  • This type of system is used in the sports car, and certain military vehicles extra.
  • In brief, an engine lubrication system in which the lubricating oil is carried in an external tank and not internally in a slump.
  • The sump is kept relatively free from oil by scavenging pumps, which return the oil to the tank after cooling.
  • The opposite of a wet sump system.
  • The pumping capacity of scavenging pumps is higher than that of the engine-driven pumps supplying oil to the system.

6. Wet Sump Lubrication System:

  • In this system, the oil is delivered from the sump strainer to different engine parts.
  • In this system, the pressure of oil is about 4 to 5kg/cm2.
  • After lubrication oil is drawn back to the oil sump.
  • In this case, the oil is always present in the sump.
  • Hence called a wet sump lubrication system.
  • The advantage of a wet sump system is its simplicity. And the oil is close to where it will be used, there aren’t too many parts to engineer or repair, and it’s relatively cheap to build into a car.


What is an engine lubrication system?

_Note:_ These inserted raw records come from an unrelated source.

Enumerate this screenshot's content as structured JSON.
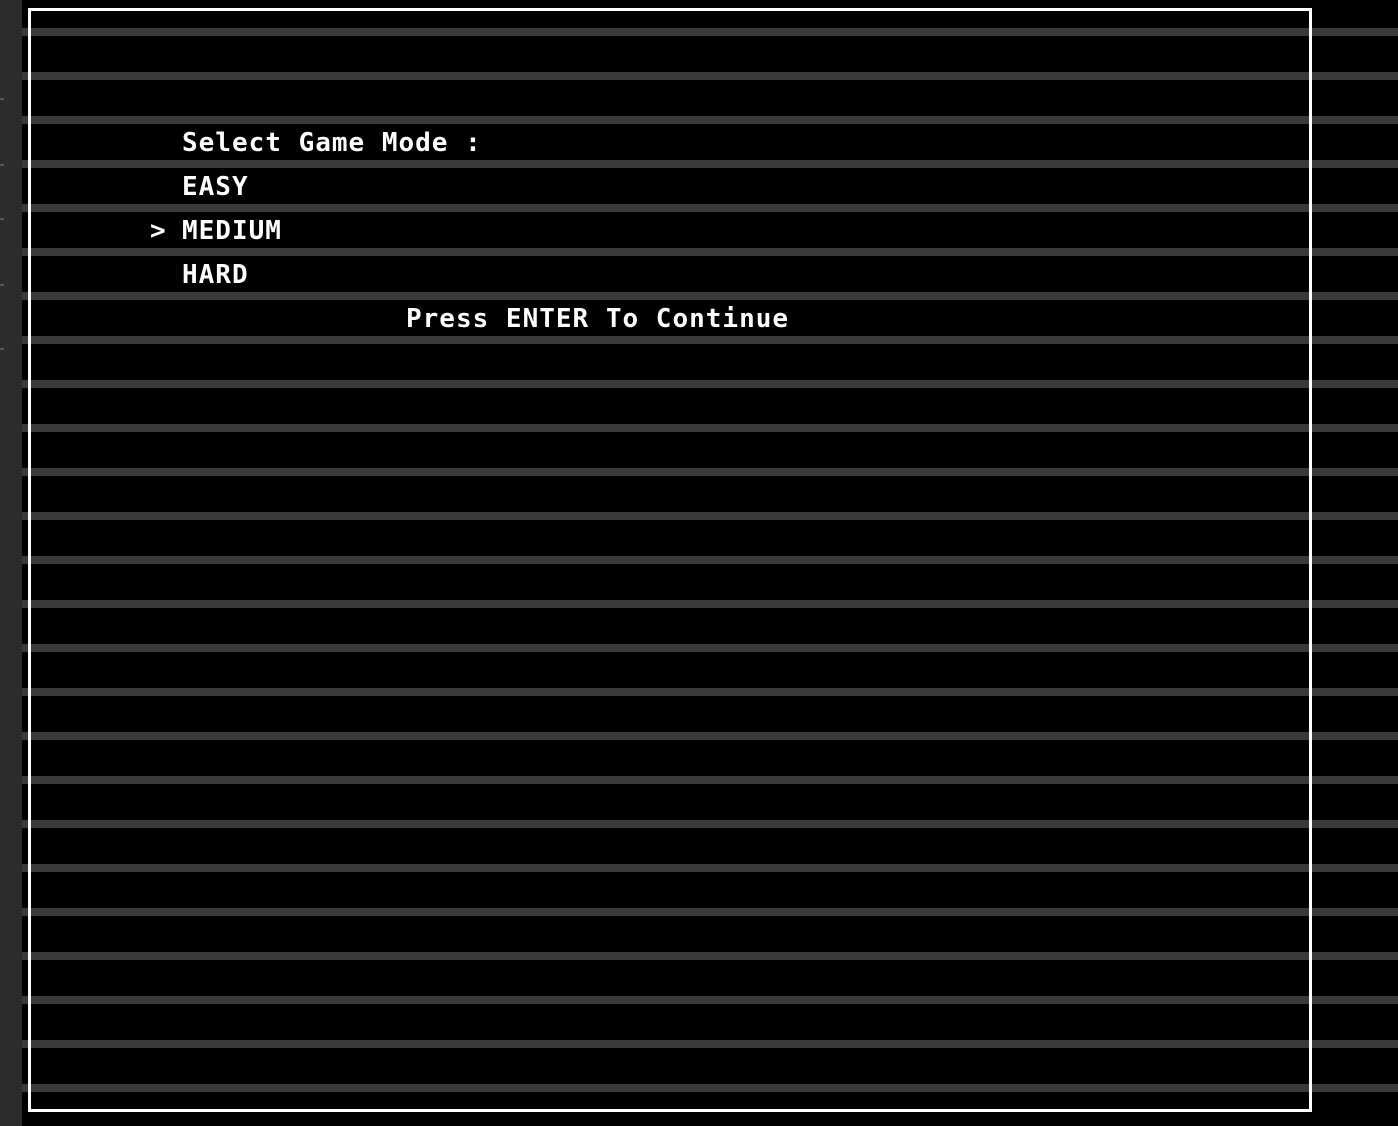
{
  "menu": {
    "prompt": "Select Game Mode :",
    "cursor": ">",
    "options": [
      "EASY",
      "MEDIUM",
      "HARD"
    ],
    "selected": "MEDIUM",
    "footer": "Press ENTER To Continue"
  },
  "colors": {
    "background": "#000000",
    "text": "#ffffff",
    "scanline": "#3a3a3a",
    "frame": "#ffffff"
  }
}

The Engine lubrication system is considered to give a flow to the clean oil at the accurate temperature, with a appropriate pressure to each part of the engine.

Why does an engine need lubrication?

Engine oil must lubricate the various parts of an engine to reduce friction and minimize unnecessary loss of power. A well-lubricated engine will burn fuel more effectively and therefore perform better.

What would happen to an engine without a lubrication system?

Lubrication plays a key role in the life expectancy of an engine. Without oil, an engine would succumb to overheating and seizing very quickly. Lubricants help mitigate this problem, and if properly monitored and maintained, can extend the life of your motor.

What is the major cause of lubricating system failure?

Moisture is one of the main failures of lubricating oils because it greatly increases the oxidation rate of the lubricant. Foreign material: Foreign materials in oils such as particles very seldom affect the lubrication oils but greatly decrease the life of the equipment components.

What is the most common problem in a lubricating system?

Through visual inspections the most common cases of lubrication problems that are diagnosed are: Lubricant degradation in gearboxes. Bearings with contaminated grease or over-greased. Contamination of lubricant with metallic particles in gearboxes or bearings.